Thanks, Rebecca, for these remarks, which come as a real salve. When I think of Josie, I think of someone who is still in motion, still full of motion, someone who is heading off in so many directions, so full of humor and intelligence, so gentle and, in the best way, so serious. I don't expect that to change. She still had more to say, more curiosity, more argument and fight, more traveling. She died before her time. That prankish, sidelong, and thoroughly conspiratorial smile she would sometimes give: I don't know how to imagine that as a thing of the past.

Adam Sitze

reb said...

Thanks Adam and Mary. It's nice to see, as the weeks go by that more and more people were so inspired by Josie. Where are you guys at these days? If you're at the American studies meeting in Oakland in the Fall, there will be a brief memorial at the U. of M. reception.

Anonymous said...

Thanks, Rebecca. Mary Strunk forwarded your beautiful post. I will be in Oakland and look forward to paying tribute to Josie as a dept.

Joyce Mariano

Anonymous said...

Having heard about Josie's death after I left the Twin Cities and the company of so many people who knew her, it was hard to grieve the loss and celebrate the life. Your posting, Rebecca, the comments from so many other who were touched by Josie, have provided a much needed outlet. It makes me happy to read how many people recognized her unique spark, humor and intelligence. Your words really captured her. Thanks.

Kate Kane

reb said...
This comment has been removed by a blog administrator.
Bear Left said...

I'm not sure if you were the lead speaker at the memorial for Josie at the U of Minnesota reception at ASA this past weekend, but she sounded like a truly extraordinary person. I happened to wander in because someone told me to meet them at the reception. I couldn't stay for the whole time, but I was quite moved by what I heard, not even knowing word one about Josie beforehand. I'm definitely going to look into her work, and I can't begin to imagine what you're missing. Wishing you the best in healing, & in carrying on with her in your heart.

Holly Buzzell said...

So sad to remember this time where one of your friend are no longer around for you to see them.

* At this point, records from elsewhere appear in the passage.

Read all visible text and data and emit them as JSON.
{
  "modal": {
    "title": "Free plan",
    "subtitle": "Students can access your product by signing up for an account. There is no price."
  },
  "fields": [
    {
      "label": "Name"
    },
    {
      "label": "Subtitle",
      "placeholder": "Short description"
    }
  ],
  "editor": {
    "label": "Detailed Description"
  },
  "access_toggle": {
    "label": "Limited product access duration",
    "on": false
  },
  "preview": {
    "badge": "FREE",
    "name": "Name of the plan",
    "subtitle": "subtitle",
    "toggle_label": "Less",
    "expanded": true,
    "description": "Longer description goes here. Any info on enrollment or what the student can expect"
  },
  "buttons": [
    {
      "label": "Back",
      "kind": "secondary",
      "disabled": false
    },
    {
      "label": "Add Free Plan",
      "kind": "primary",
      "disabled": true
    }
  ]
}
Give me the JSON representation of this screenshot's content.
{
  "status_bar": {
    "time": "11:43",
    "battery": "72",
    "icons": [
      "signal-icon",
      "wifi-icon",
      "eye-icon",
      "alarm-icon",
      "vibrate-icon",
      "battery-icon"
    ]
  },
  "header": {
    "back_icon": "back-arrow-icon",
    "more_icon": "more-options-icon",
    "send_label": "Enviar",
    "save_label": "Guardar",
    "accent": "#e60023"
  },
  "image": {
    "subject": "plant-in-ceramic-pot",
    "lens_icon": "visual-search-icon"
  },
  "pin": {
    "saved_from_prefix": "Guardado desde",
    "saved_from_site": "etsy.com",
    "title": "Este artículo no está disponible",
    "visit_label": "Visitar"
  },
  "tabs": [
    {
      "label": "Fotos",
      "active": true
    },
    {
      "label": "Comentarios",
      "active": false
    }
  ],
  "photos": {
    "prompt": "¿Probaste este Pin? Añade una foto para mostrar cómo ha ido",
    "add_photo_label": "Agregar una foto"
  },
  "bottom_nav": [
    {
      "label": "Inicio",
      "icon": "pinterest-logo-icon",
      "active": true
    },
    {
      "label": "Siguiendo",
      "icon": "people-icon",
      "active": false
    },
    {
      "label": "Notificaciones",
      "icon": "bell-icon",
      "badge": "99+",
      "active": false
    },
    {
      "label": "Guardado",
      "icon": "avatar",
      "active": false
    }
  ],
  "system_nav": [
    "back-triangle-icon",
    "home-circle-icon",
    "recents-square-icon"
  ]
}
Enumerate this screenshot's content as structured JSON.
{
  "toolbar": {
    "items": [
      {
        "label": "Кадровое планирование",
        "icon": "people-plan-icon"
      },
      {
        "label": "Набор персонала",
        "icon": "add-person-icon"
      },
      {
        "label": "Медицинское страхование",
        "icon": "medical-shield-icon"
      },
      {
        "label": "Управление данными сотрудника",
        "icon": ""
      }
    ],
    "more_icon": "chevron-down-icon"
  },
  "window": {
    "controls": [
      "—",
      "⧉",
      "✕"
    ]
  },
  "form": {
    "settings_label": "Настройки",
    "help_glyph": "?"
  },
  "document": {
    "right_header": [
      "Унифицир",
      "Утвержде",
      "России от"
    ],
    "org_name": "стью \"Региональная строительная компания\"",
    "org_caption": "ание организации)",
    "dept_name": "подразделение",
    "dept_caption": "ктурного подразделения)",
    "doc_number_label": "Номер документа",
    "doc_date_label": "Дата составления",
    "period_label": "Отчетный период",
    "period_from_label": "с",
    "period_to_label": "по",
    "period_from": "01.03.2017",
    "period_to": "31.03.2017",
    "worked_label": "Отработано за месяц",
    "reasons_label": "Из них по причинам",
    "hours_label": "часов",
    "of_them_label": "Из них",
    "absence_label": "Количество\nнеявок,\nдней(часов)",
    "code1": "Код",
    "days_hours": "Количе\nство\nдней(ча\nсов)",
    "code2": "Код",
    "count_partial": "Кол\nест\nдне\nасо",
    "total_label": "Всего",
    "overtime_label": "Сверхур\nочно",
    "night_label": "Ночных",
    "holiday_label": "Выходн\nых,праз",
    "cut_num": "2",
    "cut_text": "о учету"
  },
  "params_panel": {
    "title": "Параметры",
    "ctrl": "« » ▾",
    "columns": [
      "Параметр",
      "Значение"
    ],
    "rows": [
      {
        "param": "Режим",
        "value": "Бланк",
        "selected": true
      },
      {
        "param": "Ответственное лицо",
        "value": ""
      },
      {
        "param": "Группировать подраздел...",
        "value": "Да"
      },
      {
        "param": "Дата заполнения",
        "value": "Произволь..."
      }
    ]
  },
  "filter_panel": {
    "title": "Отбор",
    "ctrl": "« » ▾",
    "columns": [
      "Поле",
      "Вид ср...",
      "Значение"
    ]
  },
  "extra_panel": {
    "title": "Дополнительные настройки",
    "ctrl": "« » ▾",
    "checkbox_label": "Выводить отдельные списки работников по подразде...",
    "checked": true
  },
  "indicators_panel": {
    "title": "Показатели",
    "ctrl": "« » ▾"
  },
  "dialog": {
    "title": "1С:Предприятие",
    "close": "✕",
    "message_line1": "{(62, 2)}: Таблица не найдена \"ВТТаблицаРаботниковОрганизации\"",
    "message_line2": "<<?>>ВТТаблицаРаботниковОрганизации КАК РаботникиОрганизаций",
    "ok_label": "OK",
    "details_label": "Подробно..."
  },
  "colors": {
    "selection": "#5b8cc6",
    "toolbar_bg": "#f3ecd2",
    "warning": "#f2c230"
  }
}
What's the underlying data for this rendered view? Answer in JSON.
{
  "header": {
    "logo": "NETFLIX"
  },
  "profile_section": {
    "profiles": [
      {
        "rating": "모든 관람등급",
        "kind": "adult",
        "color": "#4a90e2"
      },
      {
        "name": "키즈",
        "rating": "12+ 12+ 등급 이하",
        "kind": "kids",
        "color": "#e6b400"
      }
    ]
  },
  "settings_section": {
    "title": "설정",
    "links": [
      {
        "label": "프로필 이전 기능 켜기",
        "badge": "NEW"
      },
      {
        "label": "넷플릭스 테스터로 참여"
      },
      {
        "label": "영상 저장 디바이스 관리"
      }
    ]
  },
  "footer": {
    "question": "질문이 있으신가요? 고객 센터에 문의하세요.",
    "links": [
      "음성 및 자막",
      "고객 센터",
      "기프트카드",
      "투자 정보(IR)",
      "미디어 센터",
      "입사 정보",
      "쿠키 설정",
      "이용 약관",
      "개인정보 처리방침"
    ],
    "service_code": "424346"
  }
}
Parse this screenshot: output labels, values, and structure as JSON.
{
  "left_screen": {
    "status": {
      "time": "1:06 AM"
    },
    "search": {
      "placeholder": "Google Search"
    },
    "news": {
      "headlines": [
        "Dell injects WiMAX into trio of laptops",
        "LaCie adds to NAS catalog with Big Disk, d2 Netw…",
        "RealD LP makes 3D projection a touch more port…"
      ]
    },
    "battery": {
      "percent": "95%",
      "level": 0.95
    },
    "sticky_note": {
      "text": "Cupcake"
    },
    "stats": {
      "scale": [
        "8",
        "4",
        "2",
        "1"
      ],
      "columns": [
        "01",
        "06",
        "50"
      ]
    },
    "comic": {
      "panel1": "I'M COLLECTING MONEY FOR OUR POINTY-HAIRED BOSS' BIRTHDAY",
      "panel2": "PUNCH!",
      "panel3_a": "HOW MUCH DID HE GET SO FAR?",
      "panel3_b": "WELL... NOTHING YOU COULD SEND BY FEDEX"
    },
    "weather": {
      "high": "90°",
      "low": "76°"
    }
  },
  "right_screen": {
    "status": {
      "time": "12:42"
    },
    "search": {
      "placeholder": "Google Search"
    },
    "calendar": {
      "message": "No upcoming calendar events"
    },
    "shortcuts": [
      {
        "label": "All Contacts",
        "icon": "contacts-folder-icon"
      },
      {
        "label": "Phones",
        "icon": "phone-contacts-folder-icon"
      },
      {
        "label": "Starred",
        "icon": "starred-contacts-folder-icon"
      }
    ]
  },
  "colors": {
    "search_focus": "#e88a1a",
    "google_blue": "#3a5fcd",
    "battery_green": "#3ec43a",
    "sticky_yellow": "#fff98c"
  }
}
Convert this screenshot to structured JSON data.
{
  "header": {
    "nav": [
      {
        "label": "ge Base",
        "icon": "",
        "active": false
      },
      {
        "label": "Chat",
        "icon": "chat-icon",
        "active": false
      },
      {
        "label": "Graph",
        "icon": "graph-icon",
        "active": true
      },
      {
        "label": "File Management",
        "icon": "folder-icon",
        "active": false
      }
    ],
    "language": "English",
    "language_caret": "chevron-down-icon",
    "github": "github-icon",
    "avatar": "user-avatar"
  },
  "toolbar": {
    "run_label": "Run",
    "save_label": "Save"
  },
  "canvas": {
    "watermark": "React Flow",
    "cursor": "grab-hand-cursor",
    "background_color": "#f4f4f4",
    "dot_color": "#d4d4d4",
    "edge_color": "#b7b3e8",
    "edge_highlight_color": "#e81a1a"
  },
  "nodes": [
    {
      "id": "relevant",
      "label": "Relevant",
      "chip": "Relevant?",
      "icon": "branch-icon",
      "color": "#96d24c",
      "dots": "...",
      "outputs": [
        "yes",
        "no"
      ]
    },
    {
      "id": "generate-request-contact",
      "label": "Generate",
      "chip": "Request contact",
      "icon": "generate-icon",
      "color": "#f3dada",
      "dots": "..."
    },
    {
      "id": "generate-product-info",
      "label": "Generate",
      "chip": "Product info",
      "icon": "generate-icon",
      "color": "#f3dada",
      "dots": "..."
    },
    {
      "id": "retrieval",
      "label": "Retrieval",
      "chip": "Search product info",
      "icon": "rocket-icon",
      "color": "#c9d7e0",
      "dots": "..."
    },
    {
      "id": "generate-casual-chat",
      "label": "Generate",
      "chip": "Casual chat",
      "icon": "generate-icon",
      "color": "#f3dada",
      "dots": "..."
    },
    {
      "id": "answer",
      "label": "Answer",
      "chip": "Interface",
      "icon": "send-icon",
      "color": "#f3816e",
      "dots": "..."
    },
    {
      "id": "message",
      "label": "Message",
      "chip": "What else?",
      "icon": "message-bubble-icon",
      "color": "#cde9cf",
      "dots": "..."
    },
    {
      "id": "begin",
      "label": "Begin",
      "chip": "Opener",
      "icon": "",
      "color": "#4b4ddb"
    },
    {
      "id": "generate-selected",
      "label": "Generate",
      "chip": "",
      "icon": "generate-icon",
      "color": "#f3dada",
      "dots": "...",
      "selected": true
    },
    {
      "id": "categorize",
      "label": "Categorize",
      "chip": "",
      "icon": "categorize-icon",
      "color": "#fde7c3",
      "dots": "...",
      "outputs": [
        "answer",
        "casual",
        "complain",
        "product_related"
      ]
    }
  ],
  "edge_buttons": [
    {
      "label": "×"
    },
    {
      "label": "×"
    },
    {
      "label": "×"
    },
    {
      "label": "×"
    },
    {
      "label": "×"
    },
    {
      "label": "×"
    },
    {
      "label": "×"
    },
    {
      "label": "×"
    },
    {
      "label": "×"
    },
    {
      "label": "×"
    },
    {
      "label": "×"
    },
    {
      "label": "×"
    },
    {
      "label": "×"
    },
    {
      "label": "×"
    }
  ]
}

I remember the time where I asked her if she had any advice for my phd dissertation writing and just laugh at me because she said that phd have a thesis while dissertations are for masters. She said I might been living in the other part of the globe to have a phd dissertation.